My favourite piece of the day was the 4th Movement of the Symphony – “The march to the scaffold” a piece that tells the part of a story where a lover, dejected by unrequited love, takes the life of his one beloved – and even then, in his last moments, his thoughts are of her. The heavy percussion and deep brass truly gave me chills (though the stiff breeze probably helped that along).

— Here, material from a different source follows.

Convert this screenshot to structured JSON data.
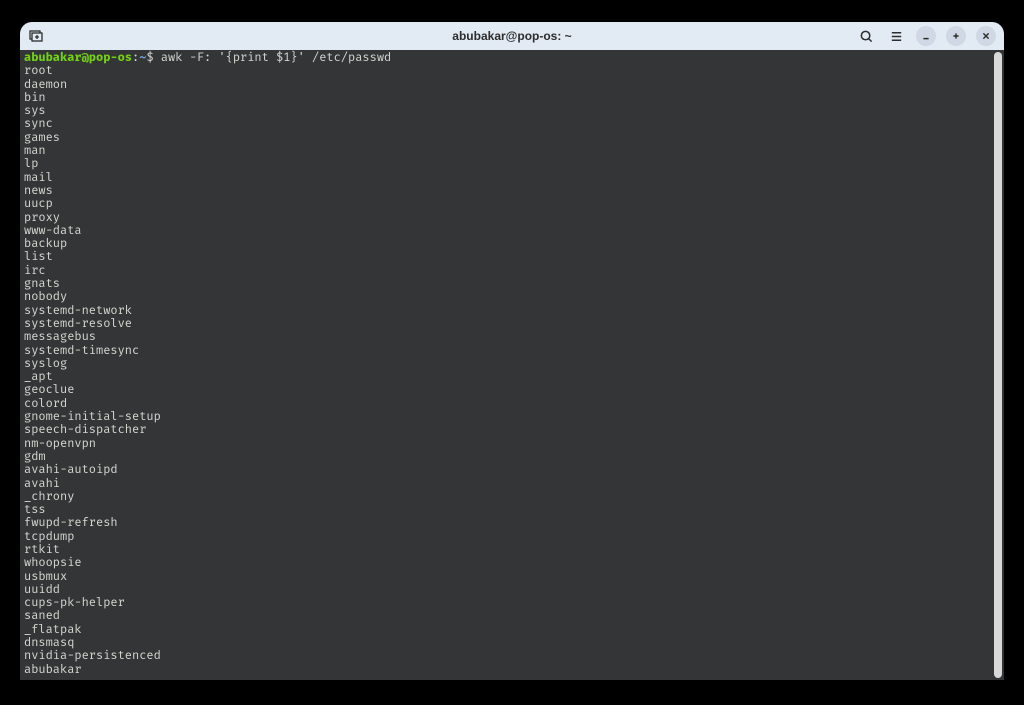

What I marvelled at most though, was the sheer number of people of showed up for this performance. Of course the London Symphony Orchestra is renowned, and deservedly so, but to see the average person flock in such numbers was astounding – tourists and locals; students and the elderly; those there to listen with their eyes closed and those just out for a new experience in a bank holiday Monday. They flooded the stairs of St. Martin’s and the National Gallery and all the spaces in between – what a joy to see so many coming together to enjoy a concert under the summer sun. Though I must say I could have done without the one group to my right that seemed convinced that their chatter-chatter was more entertaining for others than the massive concert happening right in front of them!
I look forward to similar experiences in the future. One of this city’s greatest assets and indeed virtues is its love and its unbridled encouragement of the arts. It’s breathtaking to see the myriad forms that cultural expression takes, and the numbers that come out to show it regard.